**EXERCISE DETAILS:** Nothing but the pictures gets dropped; retype every entry exactly.

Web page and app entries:
- - -

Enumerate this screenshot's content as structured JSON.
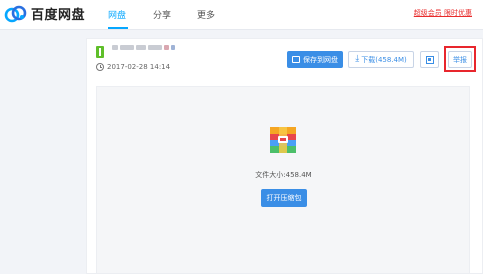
{
  "app": {
    "logo_text": "百度网盘",
    "nav": [
      "网盘",
      "分享",
      "更多"
    ],
    "promo_link": "超级会员 限时优惠"
  },
  "file": {
    "date": "2017-02-28 14:14",
    "size_label": "文件大小:458.4M"
  },
  "actions": {
    "save": "保存到网盘",
    "download": "下载(458.4M)",
    "report": "举报",
    "open_archive": "打开压缩包"
  },
  "icons": {
    "logo": "baidu-cloud-icon",
    "file": "file-icon",
    "clock": "clock-icon",
    "save": "save-to-cloud-icon",
    "download": "download-icon",
    "qr": "qr-code-icon",
    "archive": "zip-archive-icon"
  },
  "colors": {
    "accent": "#06a7ff",
    "button": "#3a8ee6",
    "promo": "#e82c2c",
    "highlight_box": "#e8262d"
  }
}
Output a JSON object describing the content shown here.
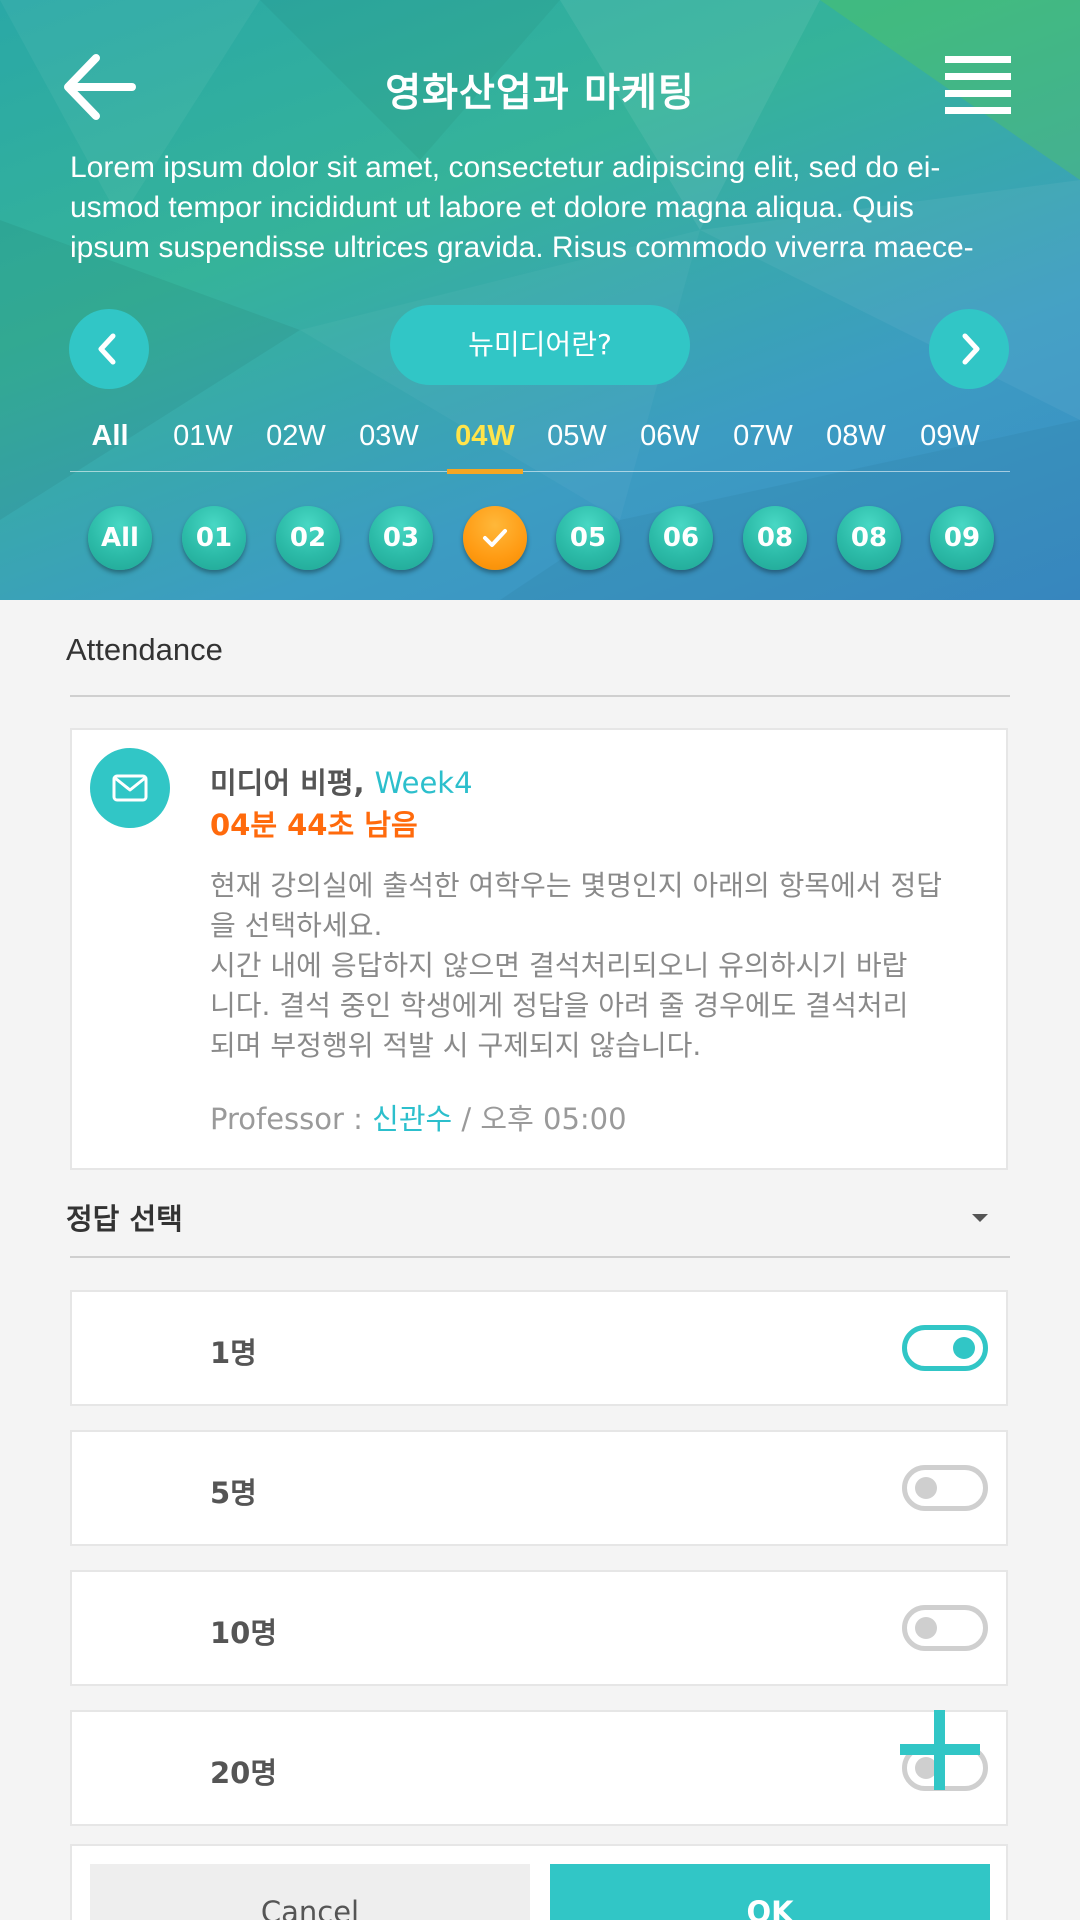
{
  "header": {
    "title": "영화산업과 마케팅",
    "description_lines": [
      "Lorem ipsum dolor sit amet, consectetur adipiscing elit, sed do ei-",
      "usmod tempor incididunt ut labore et dolore magna aliqua. Quis",
      "ipsum suspendisse ultrices gravida. Risus commodo viverra maece-"
    ],
    "topic_button": "뉴미디어란?",
    "icons": {
      "back": "arrow-left-icon",
      "menu": "hamburger-icon",
      "prev": "chevron-left-icon",
      "next": "chevron-right-icon"
    }
  },
  "weeks": {
    "tabs": [
      "All",
      "01W",
      "02W",
      "03W",
      "04W",
      "05W",
      "06W",
      "07W",
      "08W",
      "09W"
    ],
    "active": "04W",
    "bubbles": [
      "All",
      "01",
      "02",
      "03",
      "",
      "05",
      "06",
      "08",
      "08",
      "09"
    ],
    "completed_index": 4
  },
  "attendance": {
    "section_title": "Attendance",
    "card": {
      "course": "미디어 비평,",
      "week": "Week4",
      "timer": "04분 44초 남음",
      "body_lines": [
        "현재 강의실에 출석한 여학우는 몇명인지 아래의 항목에서 정답",
        "을 선택하세요.",
        "시간 내에 응답하지 않으면 결석처리되오니 유의하시기 바랍",
        "니다. 결석 중인 학생에게 정답을 아려 줄 경우에도 결석처리",
        "되며 부정행위 적발 시 구제되지 않습니다."
      ],
      "professor_label": "Professor :",
      "professor_name": "신관수",
      "time": "/ 오후 05:00"
    }
  },
  "answer": {
    "label": "정답 선택",
    "options": [
      {
        "label": "1명",
        "selected": true
      },
      {
        "label": "5명",
        "selected": false
      },
      {
        "label": "10명",
        "selected": false
      },
      {
        "label": "20명",
        "selected": false
      }
    ]
  },
  "actions": {
    "cancel": "Cancel",
    "ok": "OK"
  },
  "colors": {
    "accent": "#31c6c6",
    "orange": "#ff9b13",
    "timer": "#ff6a0c",
    "active_tab": "#ffe44a"
  }
}
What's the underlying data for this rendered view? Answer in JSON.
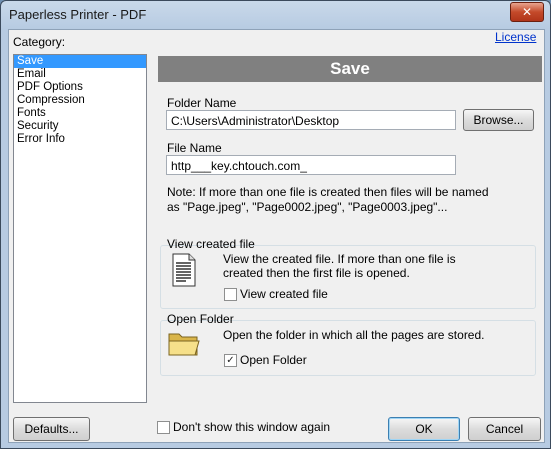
{
  "window": {
    "title": "Paperless Printer - PDF",
    "close_label": "✕"
  },
  "license_link": "License",
  "category_label": "Category:",
  "categories": [
    "Save",
    "Email",
    "PDF Options",
    "Compression",
    "Fonts",
    "Security",
    "Error Info"
  ],
  "selected_category": "Save",
  "panel": {
    "header": "Save",
    "folder_name_label": "Folder Name",
    "folder_name_value": "C:\\Users\\Administrator\\Desktop",
    "browse_label": "Browse...",
    "file_name_label": "File Name",
    "file_name_value": "http___key.chtouch.com_",
    "note_line1": "Note: If more than one file is created then files will be named",
    "note_line2": "as \"Page.jpeg\", \"Page0002.jpeg\", \"Page0003.jpeg\"...",
    "view_group": {
      "title": "View created file",
      "desc_line1": "View the created file. If more than one file is",
      "desc_line2": "created then the first file is opened.",
      "checkbox_label": "View created file",
      "checked": false
    },
    "open_group": {
      "title": "Open Folder",
      "desc": "Open the folder in which all the pages are stored.",
      "checkbox_label": "Open Folder",
      "checked": true
    }
  },
  "footer": {
    "defaults_label": "Defaults...",
    "dont_show_label": "Don't show this window again",
    "dont_show_checked": false,
    "ok_label": "OK",
    "cancel_label": "Cancel"
  }
}
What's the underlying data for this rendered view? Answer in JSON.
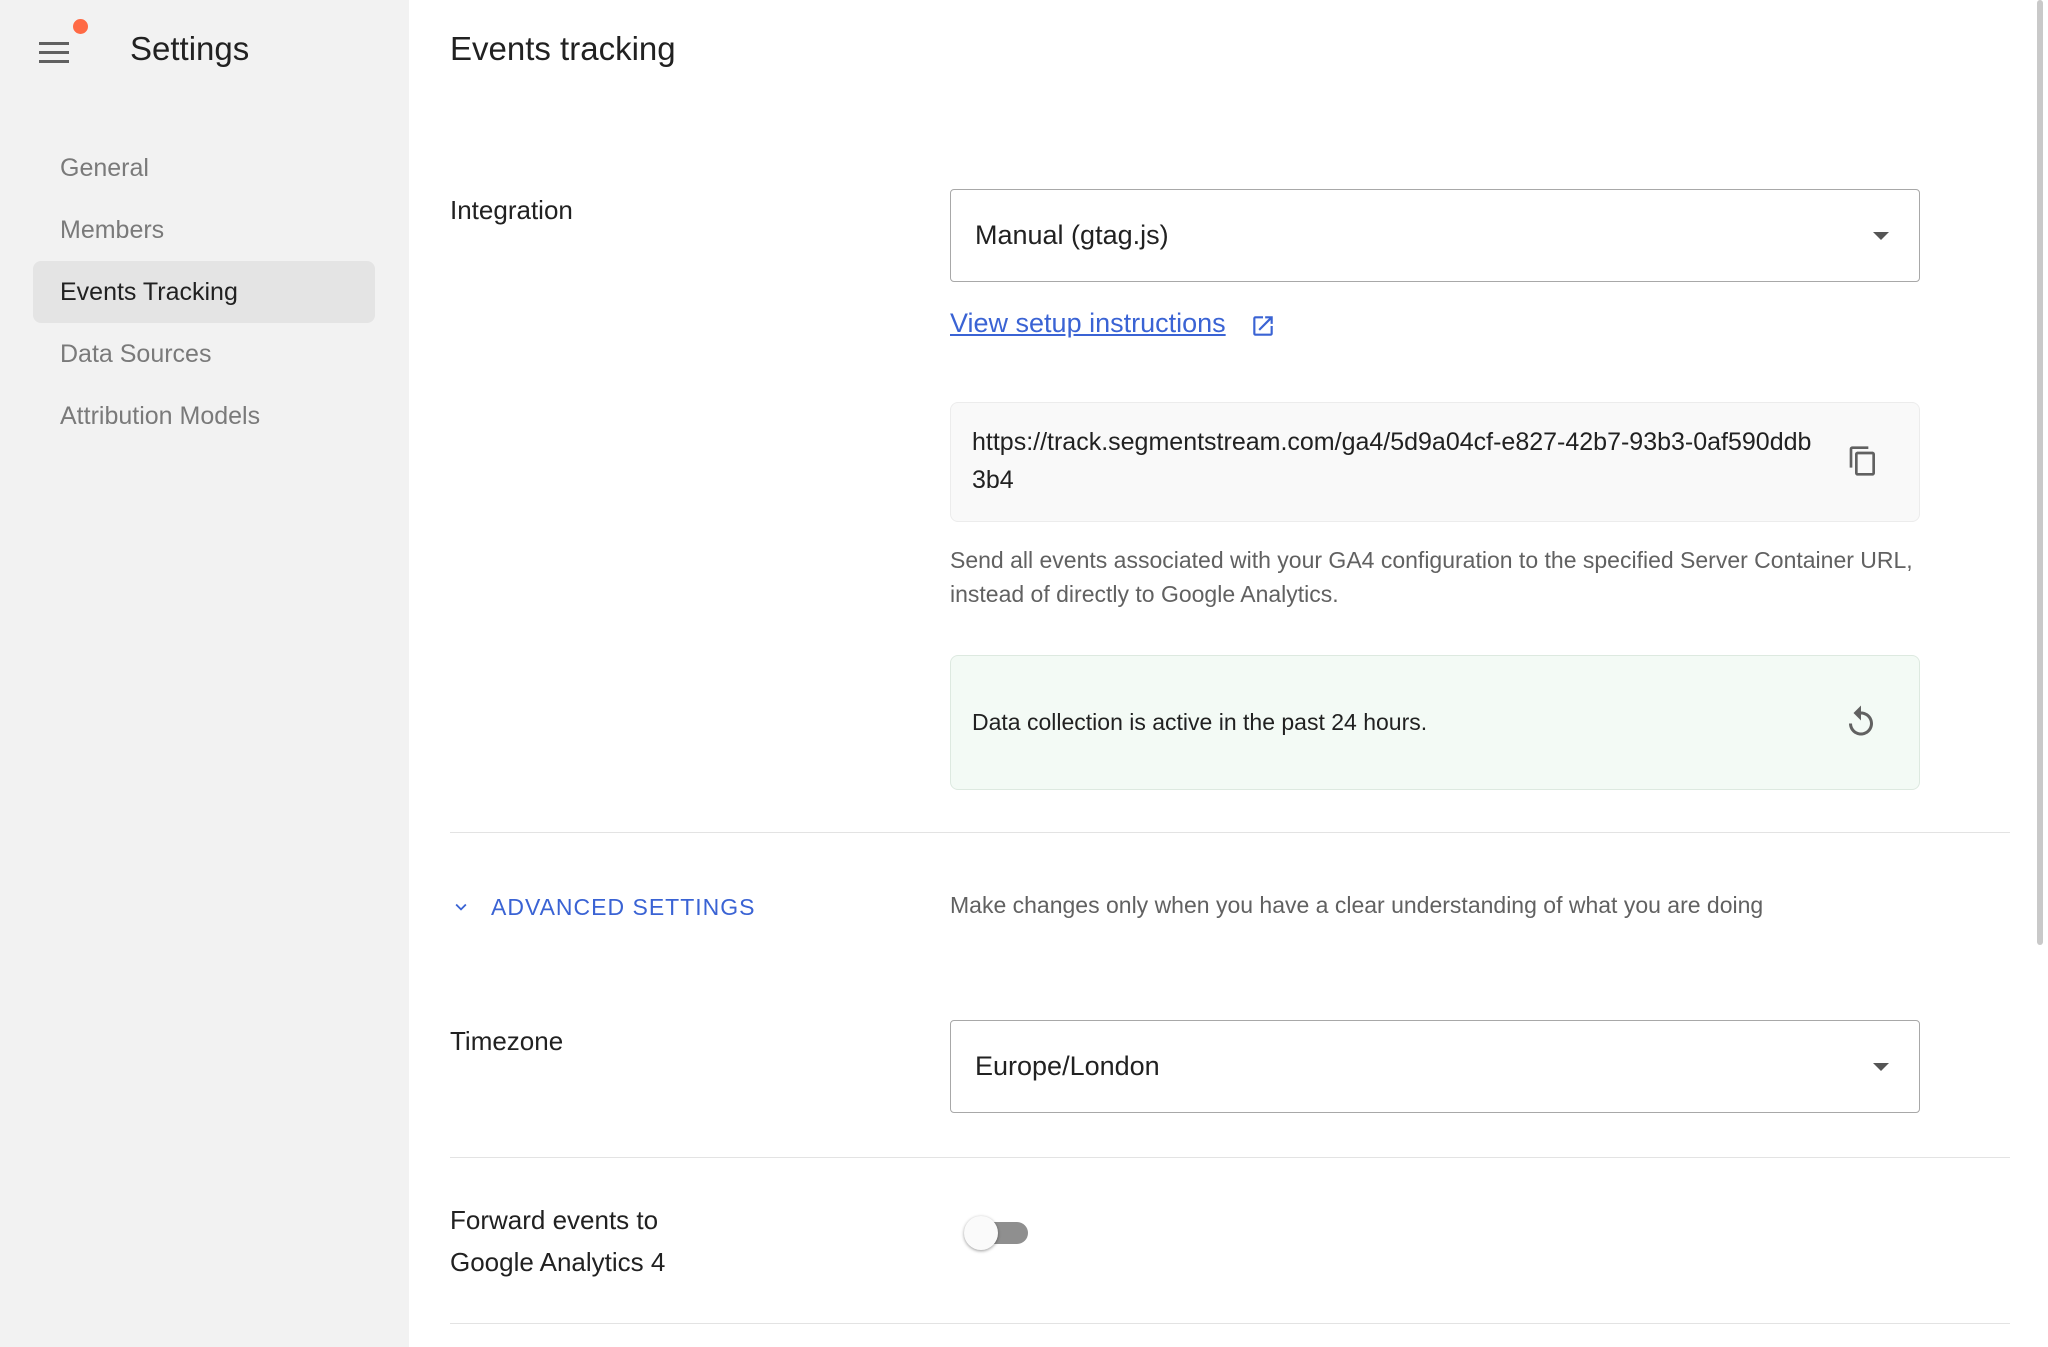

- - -

**RESPONSE TO THE EXERCISE:**
Enumerate this screenshot's content as structured JSON.
{
  "app": {
    "logo_text": "百度网盘",
    "nav": [
      "网盘",
      "分享",
      "更多"
    ],
    "promo_link": "超级会员 限时优惠"
  },
  "file": {
    "date": "2017-02-28 14:14",
    "size_label": "文件大小:458.4M"
  },
  "actions": {
    "save": "保存到网盘",
    "download": "下载(458.4M)",
    "report": "举报",
    "open_archive": "打开压缩包"
  },
  "icons": {
    "logo": "baidu-cloud-icon",
    "file": "file-icon",
    "clock": "clock-icon",
    "save": "save-to-cloud-icon",
    "download": "download-icon",
    "qr": "qr-code-icon",
    "archive": "zip-archive-icon"
  },
  "colors": {
    "accent": "#06a7ff",
    "button": "#3a8ee6",
    "promo": "#e82c2c",
    "highlight_box": "#e8262d"
  }
}
Output a JSON object describing the content shown here.
{
  "header": {
    "title": "영화산업과 마케팅",
    "description_lines": [
      "Lorem ipsum dolor sit amet, consectetur adipiscing elit, sed do ei-",
      "usmod tempor incididunt ut labore et dolore magna aliqua. Quis",
      "ipsum suspendisse ultrices gravida. Risus commodo viverra maece-"
    ],
    "topic_button": "뉴미디어란?",
    "icons": {
      "back": "arrow-left-icon",
      "menu": "hamburger-icon",
      "prev": "chevron-left-icon",
      "next": "chevron-right-icon"
    }
  },
  "weeks": {
    "tabs": [
      "All",
      "01W",
      "02W",
      "03W",
      "04W",
      "05W",
      "06W",
      "07W",
      "08W",
      "09W"
    ],
    "active": "04W",
    "bubbles": [
      "All",
      "01",
      "02",
      "03",
      "",
      "05",
      "06",
      "08",
      "08",
      "09"
    ],
    "completed_index": 4
  },
  "attendance": {
    "section_title": "Attendance",
    "card": {
      "course": "미디어 비평,",
      "week": "Week4",
      "timer": "04분 44초 남음",
      "body_lines": [
        "현재 강의실에 출석한 여학우는 몇명인지 아래의 항목에서 정답",
        "을 선택하세요.",
        "시간 내에 응답하지 않으면 결석처리되오니 유의하시기 바랍",
        "니다. 결석 중인 학생에게 정답을 아려 줄 경우에도 결석처리",
        "되며 부정행위 적발 시 구제되지 않습니다."
      ],
      "professor_label": "Professor :",
      "professor_name": "신관수",
      "time": "/ 오후 05:00"
    }
  },
  "answer": {
    "label": "정답 선택",
    "options": [
      {
        "label": "1명",
        "selected": true
      },
      {
        "label": "5명",
        "selected": false
      },
      {
        "label": "10명",
        "selected": false
      },
      {
        "label": "20명",
        "selected": false
      }
    ]
  },
  "actions": {
    "cancel": "Cancel",
    "ok": "OK"
  },
  "colors": {
    "accent": "#31c6c6",
    "orange": "#ff9b13",
    "timer": "#ff6a0c",
    "active_tab": "#ffe44a"
  }
}
What's the underlying data for this rendered view? Answer in JSON.
{
  "window": {
    "title": "Paperless Printer - PDF",
    "close_label": "✕"
  },
  "license_link": "License",
  "category_label": "Category:",
  "categories": [
    "Save",
    "Email",
    "PDF Options",
    "Compression",
    "Fonts",
    "Security",
    "Error Info"
  ],
  "selected_category": "Save",
  "panel": {
    "header": "Save",
    "folder_name_label": "Folder Name",
    "folder_name_value": "C:\\Users\\Administrator\\Desktop",
    "browse_label": "Browse...",
    "file_name_label": "File Name",
    "file_name_value": "http___key.chtouch.com_",
    "note_line1": "Note: If more than one file is created then files will be named",
    "note_line2": "as \"Page.jpeg\", \"Page0002.jpeg\", \"Page0003.jpeg\"...",
    "view_group": {
      "title": "View created file",
      "desc_line1": "View the created file. If more than one file is",
      "desc_line2": "created then the first file is opened.",
      "checkbox_label": "View created file",
      "checked": false
    },
    "open_group": {
      "title": "Open Folder",
      "desc": "Open the folder in which all the pages are stored.",
      "checkbox_label": "Open Folder",
      "checked": true
    }
  },
  "footer": {
    "defaults_label": "Defaults...",
    "dont_show_label": "Don't show this window again",
    "dont_show_checked": false,
    "ok_label": "OK",
    "cancel_label": "Cancel"
  }
}
What's the underlying data for this rendered view? Answer in JSON.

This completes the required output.